As Belmont’s Town Meeting members prepare to vote on nearly $1 million worth of Community Preservation Act projects for the first time since the town opted into the state program in 2010, the most expensive proposal — funding the $385,000 design for a new Underwood Pool — may hinge on a Board of Selectmen vote Monday night.
Selectmen are scheduled to hear the results of a feasibility study during their meeting Monday, and then vote on whether the town should rebuild the municipal pool at its current location, near Concord Avenue and Cottage Street, or move it up a nearby hill toward School Street. The new location would allow the town to build a playing field in the pool’s current spot.
The selectmen’s recommendation will be submitted to Town Meeting for a vote.

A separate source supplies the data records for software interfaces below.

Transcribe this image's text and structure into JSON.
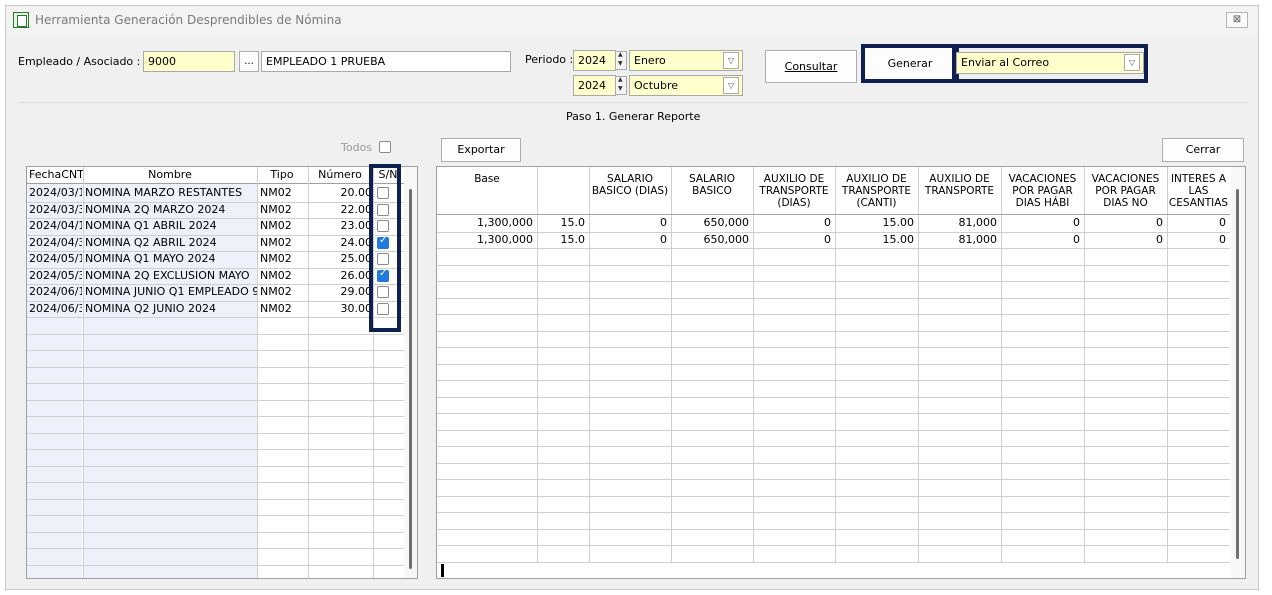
{
  "window": {
    "title": "Herramienta Generación Desprendibles de Nómina",
    "close_symbol": "⊠"
  },
  "header": {
    "employee_label": "Empleado / Asociado :",
    "employee_code": "9000",
    "lookup_button": "...",
    "employee_name": "EMPLEADO 1 PRUEBA",
    "periodo_label": "Periodo :",
    "start_year": "2024",
    "start_month": "Enero",
    "end_year": "2024",
    "end_month": "Octubre",
    "consultar_button": "Consultar",
    "generar_button": "Generar",
    "send_option": "Enviar al Correo"
  },
  "step_title": "Paso 1. Generar Reporte",
  "left_panel": {
    "todos_label": "Todos",
    "columns": [
      "FechaCNT",
      "Nombre",
      "Tipo",
      "Número",
      "S/N"
    ],
    "rows": [
      {
        "fecha": "2024/03/1",
        "nombre": "NOMINA MARZO RESTANTES",
        "tipo": "NM02",
        "numero": "20.00",
        "checked": false
      },
      {
        "fecha": "2024/03/3",
        "nombre": "NOMINA 2Q MARZO 2024",
        "tipo": "NM02",
        "numero": "22.00",
        "checked": false
      },
      {
        "fecha": "2024/04/1",
        "nombre": "NOMINA Q1 ABRIL 2024",
        "tipo": "NM02",
        "numero": "23.00",
        "checked": false
      },
      {
        "fecha": "2024/04/3",
        "nombre": "NOMINA Q2 ABRIL 2024",
        "tipo": "NM02",
        "numero": "24.00",
        "checked": true
      },
      {
        "fecha": "2024/05/1",
        "nombre": "NOMINA Q1 MAYO 2024",
        "tipo": "NM02",
        "numero": "25.00",
        "checked": false
      },
      {
        "fecha": "2024/05/3",
        "nombre": "NOMINA 2Q EXCLUSION MAYO",
        "tipo": "NM02",
        "numero": "26.00",
        "checked": true
      },
      {
        "fecha": "2024/06/1",
        "nombre": "NOMINA JUNIO Q1 EMPLEADO 9",
        "tipo": "NM02",
        "numero": "29.00",
        "checked": false
      },
      {
        "fecha": "2024/06/3",
        "nombre": "NOMINA Q2 JUNIO 2024",
        "tipo": "NM02",
        "numero": "30.00",
        "checked": false
      }
    ]
  },
  "right_panel": {
    "exportar_button": "Exportar",
    "cerrar_button": "Cerrar",
    "columns": [
      "Base",
      "",
      "SALARIO BASICO (DIAS)",
      "SALARIO BASICO",
      "AUXILIO DE TRANSPORTE (DIAS)",
      "AUXILIO DE TRANSPORTE (CANTI)",
      "AUXILIO DE TRANSPORTE",
      "VACACIONES POR PAGAR DIAS HÁBI",
      "VACACIONES POR PAGAR DIAS NO",
      "INTERES A LAS CESANTIAS"
    ],
    "rows": [
      [
        "1,300,000",
        "15.0",
        "0",
        "650,000",
        "0",
        "15.00",
        "81,000",
        "0",
        "0",
        "0"
      ],
      [
        "1,300,000",
        "15.0",
        "0",
        "650,000",
        "0",
        "15.00",
        "81,000",
        "0",
        "0",
        "0"
      ]
    ]
  }
}
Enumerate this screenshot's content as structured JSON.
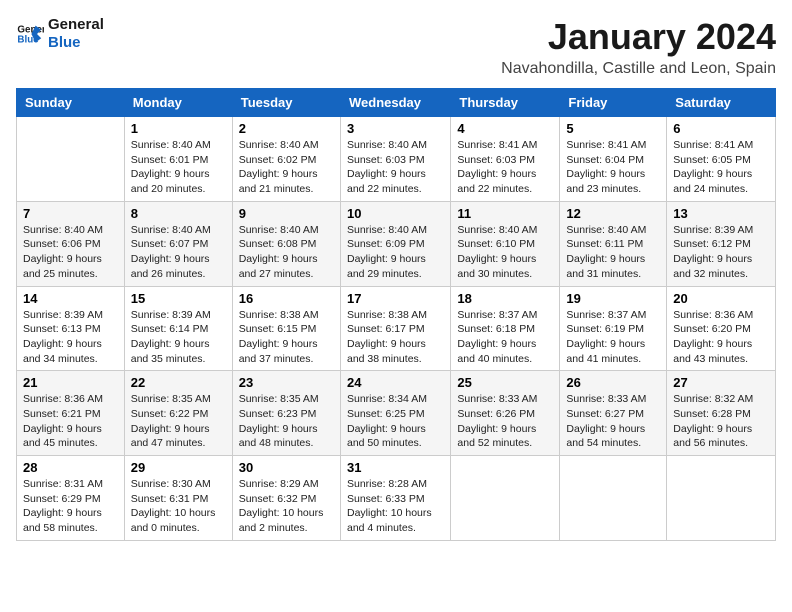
{
  "logo": {
    "line1": "General",
    "line2": "Blue"
  },
  "title": "January 2024",
  "location": "Navahondilla, Castille and Leon, Spain",
  "days_of_week": [
    "Sunday",
    "Monday",
    "Tuesday",
    "Wednesday",
    "Thursday",
    "Friday",
    "Saturday"
  ],
  "weeks": [
    [
      {
        "day": "",
        "info": ""
      },
      {
        "day": "1",
        "info": "Sunrise: 8:40 AM\nSunset: 6:01 PM\nDaylight: 9 hours\nand 20 minutes."
      },
      {
        "day": "2",
        "info": "Sunrise: 8:40 AM\nSunset: 6:02 PM\nDaylight: 9 hours\nand 21 minutes."
      },
      {
        "day": "3",
        "info": "Sunrise: 8:40 AM\nSunset: 6:03 PM\nDaylight: 9 hours\nand 22 minutes."
      },
      {
        "day": "4",
        "info": "Sunrise: 8:41 AM\nSunset: 6:03 PM\nDaylight: 9 hours\nand 22 minutes."
      },
      {
        "day": "5",
        "info": "Sunrise: 8:41 AM\nSunset: 6:04 PM\nDaylight: 9 hours\nand 23 minutes."
      },
      {
        "day": "6",
        "info": "Sunrise: 8:41 AM\nSunset: 6:05 PM\nDaylight: 9 hours\nand 24 minutes."
      }
    ],
    [
      {
        "day": "7",
        "info": "Sunrise: 8:40 AM\nSunset: 6:06 PM\nDaylight: 9 hours\nand 25 minutes."
      },
      {
        "day": "8",
        "info": "Sunrise: 8:40 AM\nSunset: 6:07 PM\nDaylight: 9 hours\nand 26 minutes."
      },
      {
        "day": "9",
        "info": "Sunrise: 8:40 AM\nSunset: 6:08 PM\nDaylight: 9 hours\nand 27 minutes."
      },
      {
        "day": "10",
        "info": "Sunrise: 8:40 AM\nSunset: 6:09 PM\nDaylight: 9 hours\nand 29 minutes."
      },
      {
        "day": "11",
        "info": "Sunrise: 8:40 AM\nSunset: 6:10 PM\nDaylight: 9 hours\nand 30 minutes."
      },
      {
        "day": "12",
        "info": "Sunrise: 8:40 AM\nSunset: 6:11 PM\nDaylight: 9 hours\nand 31 minutes."
      },
      {
        "day": "13",
        "info": "Sunrise: 8:39 AM\nSunset: 6:12 PM\nDaylight: 9 hours\nand 32 minutes."
      }
    ],
    [
      {
        "day": "14",
        "info": "Sunrise: 8:39 AM\nSunset: 6:13 PM\nDaylight: 9 hours\nand 34 minutes."
      },
      {
        "day": "15",
        "info": "Sunrise: 8:39 AM\nSunset: 6:14 PM\nDaylight: 9 hours\nand 35 minutes."
      },
      {
        "day": "16",
        "info": "Sunrise: 8:38 AM\nSunset: 6:15 PM\nDaylight: 9 hours\nand 37 minutes."
      },
      {
        "day": "17",
        "info": "Sunrise: 8:38 AM\nSunset: 6:17 PM\nDaylight: 9 hours\nand 38 minutes."
      },
      {
        "day": "18",
        "info": "Sunrise: 8:37 AM\nSunset: 6:18 PM\nDaylight: 9 hours\nand 40 minutes."
      },
      {
        "day": "19",
        "info": "Sunrise: 8:37 AM\nSunset: 6:19 PM\nDaylight: 9 hours\nand 41 minutes."
      },
      {
        "day": "20",
        "info": "Sunrise: 8:36 AM\nSunset: 6:20 PM\nDaylight: 9 hours\nand 43 minutes."
      }
    ],
    [
      {
        "day": "21",
        "info": "Sunrise: 8:36 AM\nSunset: 6:21 PM\nDaylight: 9 hours\nand 45 minutes."
      },
      {
        "day": "22",
        "info": "Sunrise: 8:35 AM\nSunset: 6:22 PM\nDaylight: 9 hours\nand 47 minutes."
      },
      {
        "day": "23",
        "info": "Sunrise: 8:35 AM\nSunset: 6:23 PM\nDaylight: 9 hours\nand 48 minutes."
      },
      {
        "day": "24",
        "info": "Sunrise: 8:34 AM\nSunset: 6:25 PM\nDaylight: 9 hours\nand 50 minutes."
      },
      {
        "day": "25",
        "info": "Sunrise: 8:33 AM\nSunset: 6:26 PM\nDaylight: 9 hours\nand 52 minutes."
      },
      {
        "day": "26",
        "info": "Sunrise: 8:33 AM\nSunset: 6:27 PM\nDaylight: 9 hours\nand 54 minutes."
      },
      {
        "day": "27",
        "info": "Sunrise: 8:32 AM\nSunset: 6:28 PM\nDaylight: 9 hours\nand 56 minutes."
      }
    ],
    [
      {
        "day": "28",
        "info": "Sunrise: 8:31 AM\nSunset: 6:29 PM\nDaylight: 9 hours\nand 58 minutes."
      },
      {
        "day": "29",
        "info": "Sunrise: 8:30 AM\nSunset: 6:31 PM\nDaylight: 10 hours\nand 0 minutes."
      },
      {
        "day": "30",
        "info": "Sunrise: 8:29 AM\nSunset: 6:32 PM\nDaylight: 10 hours\nand 2 minutes."
      },
      {
        "day": "31",
        "info": "Sunrise: 8:28 AM\nSunset: 6:33 PM\nDaylight: 10 hours\nand 4 minutes."
      },
      {
        "day": "",
        "info": ""
      },
      {
        "day": "",
        "info": ""
      },
      {
        "day": "",
        "info": ""
      }
    ]
  ]
}
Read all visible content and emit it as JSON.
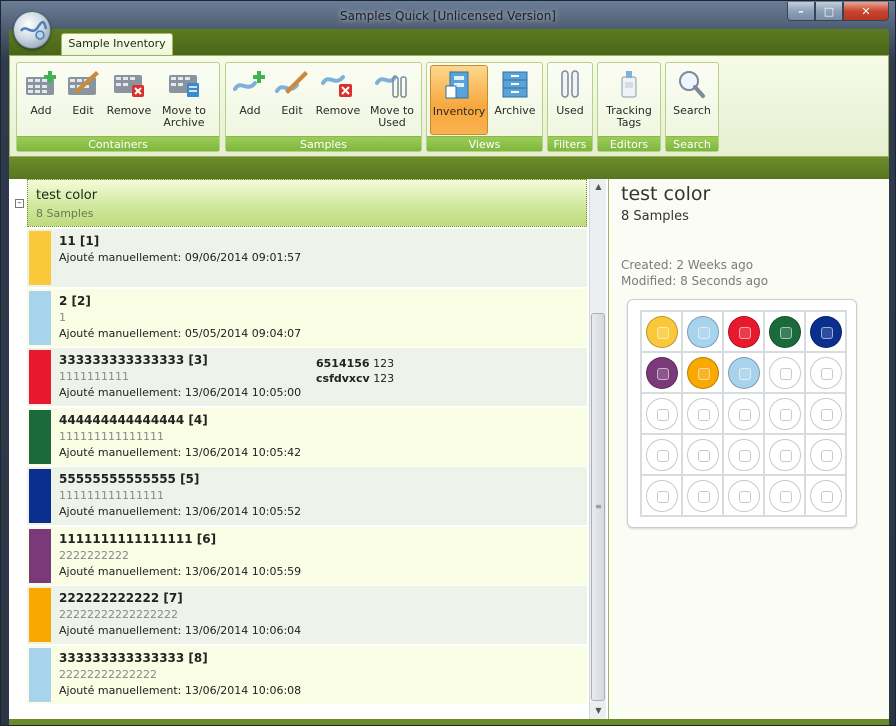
{
  "window": {
    "title": "Samples Quick [Unlicensed Version]"
  },
  "tabs": [
    "Sample Inventory"
  ],
  "ribbon": {
    "groups": [
      {
        "label": "Containers",
        "buttons": [
          "Add",
          "Edit",
          "Remove",
          "Move to Archive"
        ]
      },
      {
        "label": "Samples",
        "buttons": [
          "Add",
          "Edit",
          "Remove",
          "Move to Used"
        ]
      },
      {
        "label": "Views",
        "buttons": [
          "Inventory",
          "Archive"
        ]
      },
      {
        "label": "Filters",
        "buttons": [
          "Used"
        ]
      },
      {
        "label": "Editors",
        "buttons": [
          "Tracking Tags"
        ]
      },
      {
        "label": "Search",
        "buttons": [
          "Search"
        ]
      }
    ],
    "active_button": "Inventory"
  },
  "list": {
    "group": {
      "title": "test color",
      "subtitle": "8 Samples"
    },
    "samples": [
      {
        "title": "11 [1]",
        "sub": "",
        "added": "Ajouté manuellement: 09/06/2014 09:01:57",
        "color": "#f9c93a"
      },
      {
        "title": "2 [2]",
        "sub": "1",
        "added": "Ajouté manuellement: 05/05/2014 09:04:07",
        "color": "#a7d3ec"
      },
      {
        "title": "333333333333333 [3]",
        "sub": "1111111111",
        "added": "Ajouté manuellement: 13/06/2014 10:05:00",
        "color": "#e8192c",
        "props": [
          {
            "key": "6514156",
            "value": "123"
          },
          {
            "key": "csfdvxcv",
            "value": "123"
          }
        ]
      },
      {
        "title": "444444444444444 [4]",
        "sub": "111111111111111",
        "added": "Ajouté manuellement: 13/06/2014 10:05:42",
        "color": "#1a6a3c"
      },
      {
        "title": "55555555555555 [5]",
        "sub": "111111111111111",
        "added": "Ajouté manuellement: 13/06/2014 10:05:52",
        "color": "#0b2f8f"
      },
      {
        "title": "1111111111111111 [6]",
        "sub": "2222222222",
        "added": "Ajouté manuellement: 13/06/2014 10:05:59",
        "color": "#7a3a7a"
      },
      {
        "title": "222222222222 [7]",
        "sub": "22222222222222222",
        "added": "Ajouté manuellement: 13/06/2014 10:06:04",
        "color": "#f9a800"
      },
      {
        "title": "333333333333333 [8]",
        "sub": "22222222222222",
        "added": "Ajouté manuellement: 13/06/2014 10:06:08",
        "color": "#a7d3ec"
      }
    ]
  },
  "details": {
    "title": "test color",
    "count": "8 Samples",
    "created": "Created: 2 Weeks ago",
    "modified": "Modified: 8 Seconds ago",
    "plate": {
      "rows": 5,
      "cols": 5,
      "filled_colors": [
        "#f9c93a",
        "#a7d3ec",
        "#e8192c",
        "#1a6a3c",
        "#0b2f8f",
        "#7a3a7a",
        "#f9a800",
        "#a7d3ec"
      ]
    }
  }
}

The project presented by the town’s Community Preservation Committee would appropriate funds to design a new pool.
A number of residents have objected to moving the pool, though doing so could also be a step toward getting a new library.
Anne Paulsen, a former selectwoman and state legislator, said she strongly supports keeping the swimming pool in the same spot it has been since its opening in June 1912. The Underwood facility is touted by the town as the oldest public pool in the country.
“I think maintaining the pool in its present location is imperative for the town in terms of the size of the pool, the surrounding land, and maintaining its historic nature,” Paulsen said.
Paulsen said if selectmen recommend moving the pool, she hopes Town Meeting members would reject funding the $385,000 for design plans.
“Most of the people in Belmont I’ve talked to agree that we should keep the pool where it is,” Paulsen said. “I think that most people would agree what may be possible is not always practical.”
Selectmen Ralph Jones and Andy Rojas, the board’s vice chairman, said that although they want to hear more details about their options, they were leaning toward recommending the pool stay where it is, citing public opinion, cost, and size of the structure.
The three-member board’s chairman, Mark Paolillo, said he did not want to say which option he preferred, but noted that “keeping the pool where it is seems to be a better option.”
Town officials are negotiating with the school district to transfer a portion of Belmont High School’s fields across the street from the pool to the town, which would create a space for a new library.
Relocating the pool would enable the town to build a sports field in its place, which would be convenient for high school teams, Rojas said.
“If the school doesn’t get a replacement field, they would then hesitate to give up their field for the library,” he said.
Belmont Public Library director Maureen Conners said moving the pool would make more sense for the library and the school system.
“The library is naturally hoping for the feasibility study option that moves the pool,” she said. “The school wouldn’t have to pay for busing’’ if it allows the trade, “because the field would be right there.”
The Underwood Pool design is one of nine Community Preservation Act projects on the warrant for Town Meeting, which starts April 29. The requests for funding are the first to be considered since the town voted in 2010 to take part in the state program.
Belmont’s version collects an annual 1.5 percent property tax surcharge, with the local contributions bolstered by state matching grants. The law allows the proceeds to be spent only on affordable housing, recreation, open space, and historical preservation projects in the community.
The town has collected two years worth of tax surcharges and matching state funds, and the total amount in the program’s coffers is about $2 million. A committee was formed to request and review project proposals that meet the act’s criteria, said Paul Solomon, the committee’s chairman.
“This is great for increasing the quality of life in the community, which the town can’t do otherwise,” Solomon said. “With budget constraints these days, necessary repairs or renovations just can’t happen because we can’t get into the regular operating or capital budgets to do them.”
“Some of these projects normally wouldn’t rise to the priorities that a capital budget plan would need it to, so they become orphans and never get done, but they’re still very necessary,” Rojas said. “The Community Preservation Act is the perfect vehicle to fund these high-impact projects for the community.”
Town Meeting members will vote on each separate project, allowing them to approve or reject funds based on individual measures, Solomon said. Continued...